>>>

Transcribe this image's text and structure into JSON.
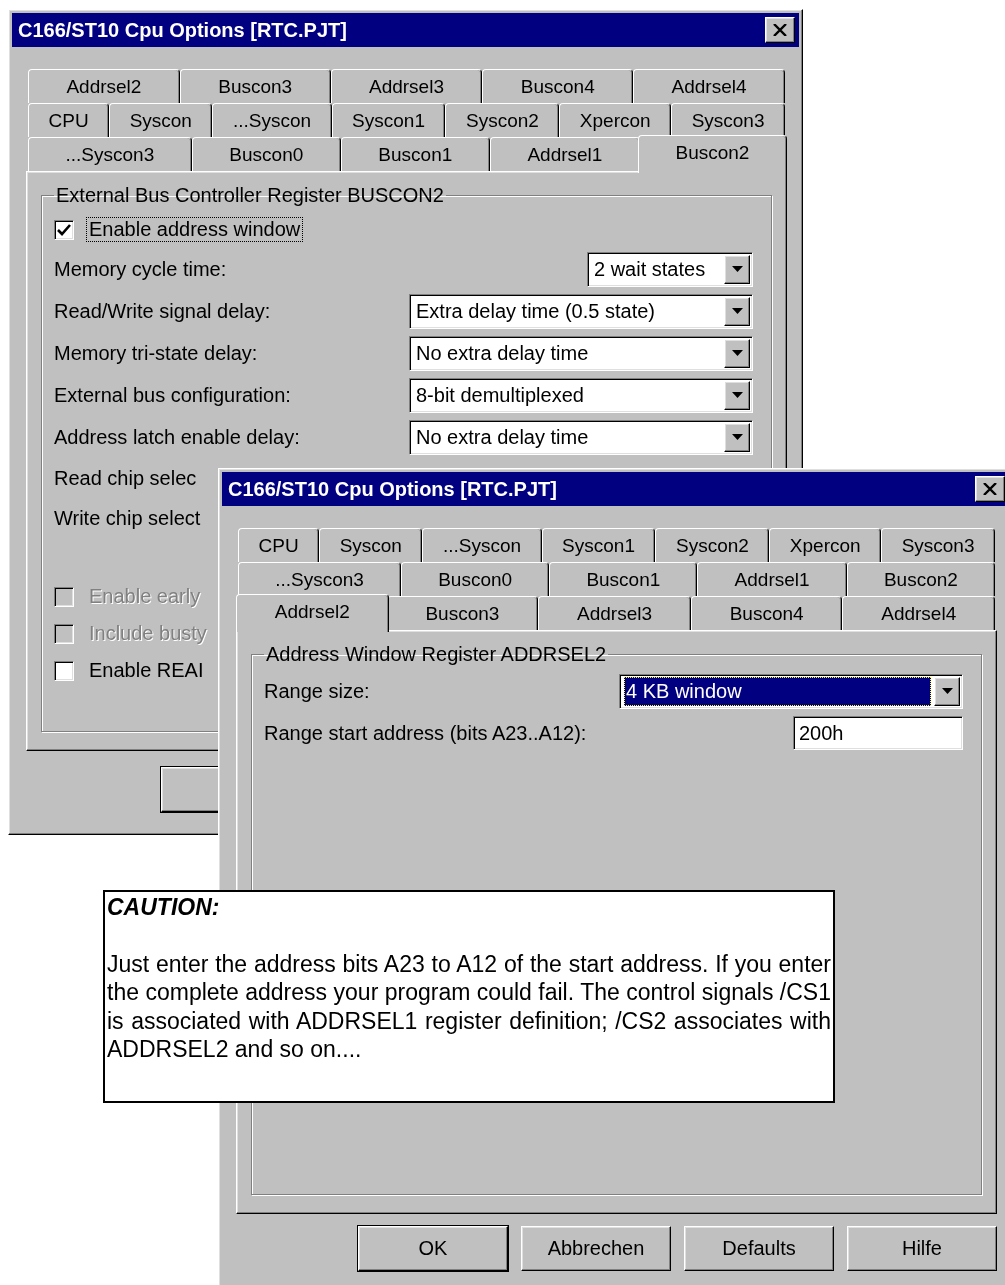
{
  "dialogs": [
    {
      "title": "C166/ST10 Cpu Options [RTC.PJT]",
      "tab_rows": [
        [
          {
            "label": "Addrsel2",
            "selected": false
          },
          {
            "label": "Buscon3",
            "selected": false
          },
          {
            "label": "Addrsel3",
            "selected": false
          },
          {
            "label": "Buscon4",
            "selected": false
          },
          {
            "label": "Addrsel4",
            "selected": false
          }
        ],
        [
          {
            "label": "CPU",
            "selected": false
          },
          {
            "label": "Syscon",
            "selected": false
          },
          {
            "label": "...Syscon",
            "selected": false
          },
          {
            "label": "Syscon1",
            "selected": false
          },
          {
            "label": "Syscon2",
            "selected": false
          },
          {
            "label": "Xpercon",
            "selected": false
          },
          {
            "label": "Syscon3",
            "selected": false
          }
        ],
        [
          {
            "label": "...Syscon3",
            "selected": false
          },
          {
            "label": "Buscon0",
            "selected": false
          },
          {
            "label": "Buscon1",
            "selected": false
          },
          {
            "label": "Addrsel1",
            "selected": false
          },
          {
            "label": "Buscon2",
            "selected": true
          }
        ]
      ],
      "group": {
        "title": "External Bus Controller Register BUSCON2",
        "items": [
          {
            "kind": "checkbox",
            "label": "Enable address window",
            "checked": true,
            "disabled": false,
            "focused": true
          },
          {
            "kind": "combo",
            "label": "Memory cycle time:",
            "value": "2 wait states",
            "narrow": true,
            "focused": false
          },
          {
            "kind": "combo",
            "label": "Read/Write signal delay:",
            "value": "Extra delay time (0.5 state)",
            "narrow": false,
            "focused": false
          },
          {
            "kind": "combo",
            "label": "Memory tri-state delay:",
            "value": "No extra delay time",
            "narrow": false,
            "focused": false
          },
          {
            "kind": "combo",
            "label": "External bus configuration:",
            "value": "8-bit demultiplexed",
            "narrow": false,
            "focused": false
          },
          {
            "kind": "combo",
            "label": "Address latch enable delay:",
            "value": "No extra delay time",
            "narrow": false,
            "focused": false
          },
          {
            "kind": "label",
            "label": "Read chip selec"
          },
          {
            "kind": "label",
            "label": "Write chip select"
          },
          {
            "kind": "spacer"
          },
          {
            "kind": "checkbox",
            "label": "Enable early",
            "checked": false,
            "disabled": true,
            "focused": false
          },
          {
            "kind": "checkbox",
            "label": "Include busty",
            "checked": false,
            "disabled": true,
            "focused": false
          },
          {
            "kind": "checkbox",
            "label": "Enable REAI",
            "checked": false,
            "disabled": false,
            "focused": false
          }
        ]
      },
      "buttons": [
        {
          "default": true
        }
      ]
    },
    {
      "title": "C166/ST10 Cpu Options [RTC.PJT]",
      "tab_rows": [
        [
          {
            "label": "CPU",
            "selected": false
          },
          {
            "label": "Syscon",
            "selected": false
          },
          {
            "label": "...Syscon",
            "selected": false
          },
          {
            "label": "Syscon1",
            "selected": false
          },
          {
            "label": "Syscon2",
            "selected": false
          },
          {
            "label": "Xpercon",
            "selected": false
          },
          {
            "label": "Syscon3",
            "selected": false
          }
        ],
        [
          {
            "label": "...Syscon3",
            "selected": false
          },
          {
            "label": "Buscon0",
            "selected": false
          },
          {
            "label": "Buscon1",
            "selected": false
          },
          {
            "label": "Addrsel1",
            "selected": false
          },
          {
            "label": "Buscon2",
            "selected": false
          }
        ],
        [
          {
            "label": "Addrsel2",
            "selected": true
          },
          {
            "label": "Buscon3",
            "selected": false
          },
          {
            "label": "Addrsel3",
            "selected": false
          },
          {
            "label": "Buscon4",
            "selected": false
          },
          {
            "label": "Addrsel4",
            "selected": false
          }
        ]
      ],
      "group": {
        "title": "Address Window Register ADDRSEL2",
        "items": [
          {
            "kind": "combo",
            "label": "Range size:",
            "value": "4 KB window",
            "narrow": false,
            "focused": true
          },
          {
            "kind": "text",
            "label": "Range start address (bits A23..A12):",
            "value": "200h"
          }
        ]
      },
      "buttons": [
        {
          "label": "OK",
          "default": true
        },
        {
          "label": "Abbrechen",
          "default": false
        },
        {
          "label": "Defaults",
          "default": false
        },
        {
          "label": "Hilfe",
          "default": false
        }
      ]
    }
  ],
  "caution": {
    "title": "CAUTION:",
    "text": "Just enter the address bits A23 to A12 of the start address. If you enter the complete address your program could fail. The control signals /CS1 is associated with ADDRSEL1 register definition; /CS2 associates with ADDRSEL2 and so on...."
  }
}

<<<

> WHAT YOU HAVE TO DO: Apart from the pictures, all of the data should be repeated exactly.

> RESULT FOR THIS EXERCISE:
Transcribe this image's text and structure into JSON.
{
  "dialogs": [
    {
      "title": "C166/ST10 Cpu Options [RTC.PJT]",
      "tab_rows": [
        [
          {
            "label": "Addrsel2",
            "selected": false
          },
          {
            "label": "Buscon3",
            "selected": false
          },
          {
            "label": "Addrsel3",
            "selected": false
          },
          {
            "label": "Buscon4",
            "selected": false
          },
          {
            "label": "Addrsel4",
            "selected": false
          }
        ],
        [
          {
            "label": "CPU",
            "selected": false
          },
          {
            "label": "Syscon",
            "selected": false
          },
          {
            "label": "...Syscon",
            "selected": false
          },
          {
            "label": "Syscon1",
            "selected": false
          },
          {
            "label": "Syscon2",
            "selected": false
          },
          {
            "label": "Xpercon",
            "selected": false
          },
          {
            "label": "Syscon3",
            "selected": false
          }
        ],
        [
          {
            "label": "...Syscon3",
            "selected": false
          },
          {
            "label": "Buscon0",
            "selected": false
          },
          {
            "label": "Buscon1",
            "selected": false
          },
          {
            "label": "Addrsel1",
            "selected": false
          },
          {
            "label": "Buscon2",
            "selected": true
          }
        ]
      ],
      "group": {
        "title": "External Bus Controller Register BUSCON2",
        "items": [
          {
            "kind": "checkbox",
            "label": "Enable address window",
            "checked": true,
            "disabled": false,
            "focused": true
          },
          {
            "kind": "combo",
            "label": "Memory cycle time:",
            "value": "2 wait states",
            "narrow": true,
            "focused": false
          },
          {
            "kind": "combo",
            "label": "Read/Write signal delay:",
            "value": "Extra delay time (0.5 state)",
            "narrow": false,
            "focused": false
          },
          {
            "kind": "combo",
            "label": "Memory tri-state delay:",
            "value": "No extra delay time",
            "narrow": false,
            "focused": false
          },
          {
            "kind": "combo",
            "label": "External bus configuration:",
            "value": "8-bit demultiplexed",
            "narrow": false,
            "focused": false
          },
          {
            "kind": "combo",
            "label": "Address latch enable delay:",
            "value": "No extra delay time",
            "narrow": false,
            "focused": false
          },
          {
            "kind": "label",
            "label": "Read chip selec"
          },
          {
            "kind": "label",
            "label": "Write chip select"
          },
          {
            "kind": "spacer"
          },
          {
            "kind": "checkbox",
            "label": "Enable early",
            "checked": false,
            "disabled": true,
            "focused": false
          },
          {
            "kind": "checkbox",
            "label": "Include busty",
            "checked": false,
            "disabled": true,
            "focused": false
          },
          {
            "kind": "checkbox",
            "label": "Enable REAI",
            "checked": false,
            "disabled": false,
            "focused": false
          }
        ]
      },
      "buttons": [
        {
          "default": true
        }
      ]
    },
    {
      "title": "C166/ST10 Cpu Options [RTC.PJT]",
      "tab_rows": [
        [
          {
            "label": "CPU",
            "selected": false
          },
          {
            "label": "Syscon",
            "selected": false
          },
          {
            "label": "...Syscon",
            "selected": false
          },
          {
            "label": "Syscon1",
            "selected": false
          },
          {
            "label": "Syscon2",
            "selected": false
          },
          {
            "label": "Xpercon",
            "selected": false
          },
          {
            "label": "Syscon3",
            "selected": false
          }
        ],
        [
          {
            "label": "...Syscon3",
            "selected": false
          },
          {
            "label": "Buscon0",
            "selected": false
          },
          {
            "label": "Buscon1",
            "selected": false
          },
          {
            "label": "Addrsel1",
            "selected": false
          },
          {
            "label": "Buscon2",
            "selected": false
          }
        ],
        [
          {
            "label": "Addrsel2",
            "selected": true
          },
          {
            "label": "Buscon3",
            "selected": false
          },
          {
            "label": "Addrsel3",
            "selected": false
          },
          {
            "label": "Buscon4",
            "selected": false
          },
          {
            "label": "Addrsel4",
            "selected": false
          }
        ]
      ],
      "group": {
        "title": "Address Window Register ADDRSEL2",
        "items": [
          {
            "kind": "combo",
            "label": "Range size:",
            "value": "4 KB window",
            "narrow": false,
            "focused": true
          },
          {
            "kind": "text",
            "label": "Range start address (bits A23..A12):",
            "value": "200h"
          }
        ]
      },
      "buttons": [
        {
          "label": "OK",
          "default": true
        },
        {
          "label": "Abbrechen",
          "default": false
        },
        {
          "label": "Defaults",
          "default": false
        },
        {
          "label": "Hilfe",
          "default": false
        }
      ]
    }
  ],
  "caution": {
    "title": "CAUTION:",
    "text": "Just enter the address bits A23 to A12 of the start address. If you enter the complete address your program could fail. The control signals /CS1 is associated with ADDRSEL1 register definition; /CS2 associates with ADDRSEL2 and so on...."
  }
}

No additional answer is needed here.